Learning how to design wearables will be an exciting challenge for user experience practitioners. Designers need to consider use cases that span both the digital and physical worlds, and figure out how best to meld the two. Information is our new material to build with, as pliable as clay in the hands of talented designers and developers.
Designers already have a pretty good handle on the digital aspects of wearables. If the device has a small screen, many of the same techniques and heuristics that are used to create digital experiences on mobile phones can be applied. However, many wearable devices do not have that screen so their users have to get information from the device in other ways. LEDs, haptics, and even sound can play a part in letting the user know what the device is up to.
Though the interface may differ, a core trait of wearables is that nearly all have some kind of cloud-based service that is an integral part of the user experience. Many devices now come with a companion mobile app that allows users to configure the device and provide much more involved access to the functions of the physical device. Many devices can completely forego any kind of screen by moving complex inputs and output to the companion device. Since the device is pushing data at the smart-phone, it's a short step to getting that data over the Internet and making it accessible over the web.
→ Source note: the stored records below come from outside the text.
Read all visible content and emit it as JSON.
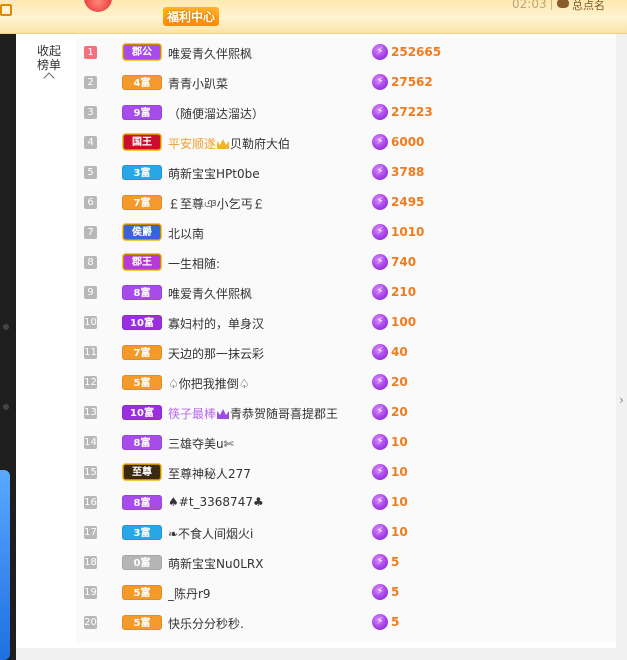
{
  "topbar": {
    "welfare_label": "福利中心",
    "hud_number": "02:03",
    "hud_text": "总点名",
    "icons": [
      "corner-icon",
      "gift-emblem-icon",
      "hud-bag-icon"
    ]
  },
  "panel": {
    "collapse_label_1": "收起",
    "collapse_label_2": "榜单",
    "help_icon": "?"
  },
  "colors": {
    "score": "#f07c1e",
    "rank_top1": "#f66f7f",
    "rank_default": "#b8b8b8",
    "coin": "#a743e8"
  },
  "rows": [
    {
      "rank": "1",
      "badge": "郡公",
      "badge_color": "#a74bea",
      "royal": true,
      "name": "唯爱青久伴熙枫",
      "score": "252665"
    },
    {
      "rank": "2",
      "badge": "4富",
      "badge_color": "#f39a2a",
      "royal": false,
      "name": "青青小趴菜",
      "score": "27562"
    },
    {
      "rank": "3",
      "badge": "9富",
      "badge_color": "#a74bea",
      "royal": false,
      "name": "（随便溜达溜达）",
      "score": "27223"
    },
    {
      "rank": "4",
      "badge": "国王",
      "badge_color": "#c8102e",
      "royal": true,
      "name_hl": "平安顺遂",
      "name_rest": "贝勒府大伯",
      "crown": "gold",
      "score": "6000"
    },
    {
      "rank": "5",
      "badge": "3富",
      "badge_color": "#27a7e6",
      "royal": false,
      "name": "萌新宝宝HPt0be",
      "score": "3788"
    },
    {
      "rank": "6",
      "badge": "7富",
      "badge_color": "#f39a2a",
      "royal": false,
      "name": "￡至尊ঞ小乞丐￡",
      "score": "2495"
    },
    {
      "rank": "7",
      "badge": "侯爵",
      "badge_color": "#3b63d9",
      "royal": true,
      "name": "北以南",
      "score": "1010"
    },
    {
      "rank": "8",
      "badge": "郡王",
      "badge_color": "#b63ad6",
      "royal": true,
      "name": "一生相随:",
      "score": "740"
    },
    {
      "rank": "9",
      "badge": "8富",
      "badge_color": "#a74bea",
      "royal": false,
      "name": "唯爱青久伴熙枫",
      "score": "210"
    },
    {
      "rank": "10",
      "badge": "10富",
      "badge_color": "#9b2fe0",
      "royal": false,
      "name": "寡妇村的，单身汉",
      "score": "100"
    },
    {
      "rank": "11",
      "badge": "7富",
      "badge_color": "#f39a2a",
      "royal": false,
      "name": "天边的那一抹云彩",
      "score": "40"
    },
    {
      "rank": "12",
      "badge": "5富",
      "badge_color": "#f39a2a",
      "royal": false,
      "name": "♤你把我推倒♤",
      "score": "20"
    },
    {
      "rank": "13",
      "badge": "10富",
      "badge_color": "#9b2fe0",
      "royal": false,
      "name_hl2": "筷子最棒",
      "name_rest": "青恭贺随哥喜提郡王",
      "crown": "purple",
      "score": "20"
    },
    {
      "rank": "14",
      "badge": "8富",
      "badge_color": "#a74bea",
      "royal": false,
      "name": "三雄夺美u✄",
      "score": "10"
    },
    {
      "rank": "15",
      "badge": "至尊",
      "badge_color": "#3a2a12",
      "royal": true,
      "name": "至尊神秘人277",
      "score": "10"
    },
    {
      "rank": "16",
      "badge": "8富",
      "badge_color": "#a74bea",
      "royal": false,
      "name": "♠#t_3368747♣",
      "score": "10"
    },
    {
      "rank": "17",
      "badge": "3富",
      "badge_color": "#27a7e6",
      "royal": false,
      "name": "❧不食人间烟火i",
      "score": "10"
    },
    {
      "rank": "18",
      "badge": "0富",
      "badge_color": "#b5b5b5",
      "royal": false,
      "name": "萌新宝宝Nu0LRX",
      "score": "5"
    },
    {
      "rank": "19",
      "badge": "5富",
      "badge_color": "#f39a2a",
      "royal": false,
      "name": "_陈丹r9",
      "score": "5"
    },
    {
      "rank": "20",
      "badge": "5富",
      "badge_color": "#f39a2a",
      "royal": false,
      "name": "快乐分分秒秒.",
      "score": "5"
    }
  ]
}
In fact, it can be argued that the service is significantly more important than the device itself. For example, I have a number of devices that I interact with in my daily life that can play music from my personal collection. That collection lives in the Amazon cloud and has grown over the years, and it's the access to that music that is important to me, rather than the physical device that happens to access it. I can always buy another Echo, but losing my collection of college bootlegs would be devastating!
Designing the physical device is a multidisciplinary endeavor because factors of branding, ergonomics, and industrial design must be considered as well as aesthetics and context. A medical device needs to safely provide information or treatment, yes, but it also must do so in a way appropriate for the user. Understanding the psychology of a device — especially one that directly touches a patient — is essential. In terms of context, designers need to ensure that the design accommodates the environment, whether that's the ER, OR, or any other clinical setting.
FDA Takes Notice
Perhaps the most exciting thing about the medical portion of the IoT market involves changes coming to the industry courtesy of the 21st Century Cures Act of 2016. As part of this legislation, the Food and Drug Administration (FDA) has established processes to help reduce the time to market for new medical devices the agency classifies as Class 1, or low-risk, devices.
To provide guidance and help companies that develop medtech navigate this shifting landscape, FDA released “Changes to Existing Medical Software Policies Resulting from Section 3060 of the 21st Century Cures Act.” This important document explains some of the agency's current thinking in regard to devices and medical-related software systems. FDA's “Digital Health Innovation Action Plan” document further describes this shift in thinking and outlines a plan that allows nine major companies to become precertified to market these low-risk devices with minimal FDA review.4 So look for a whole slew of new wearable medtech in the coming months and years.
As the IoT becomes ingrained in modern life, wearables offer convenient and clever ways to improve people's lives, whether by diagnosing illness, providing treatment, or simply by making the user more aware of health-related metrics. As designers, our job is to make that tech appealing and easy to use. This way, everyone gets to feel like a superhero.
This article was written by Jeff LeBlanc, Director of User Experience for both Boston UX and ICS, Waltham, MA. For more information, visit here.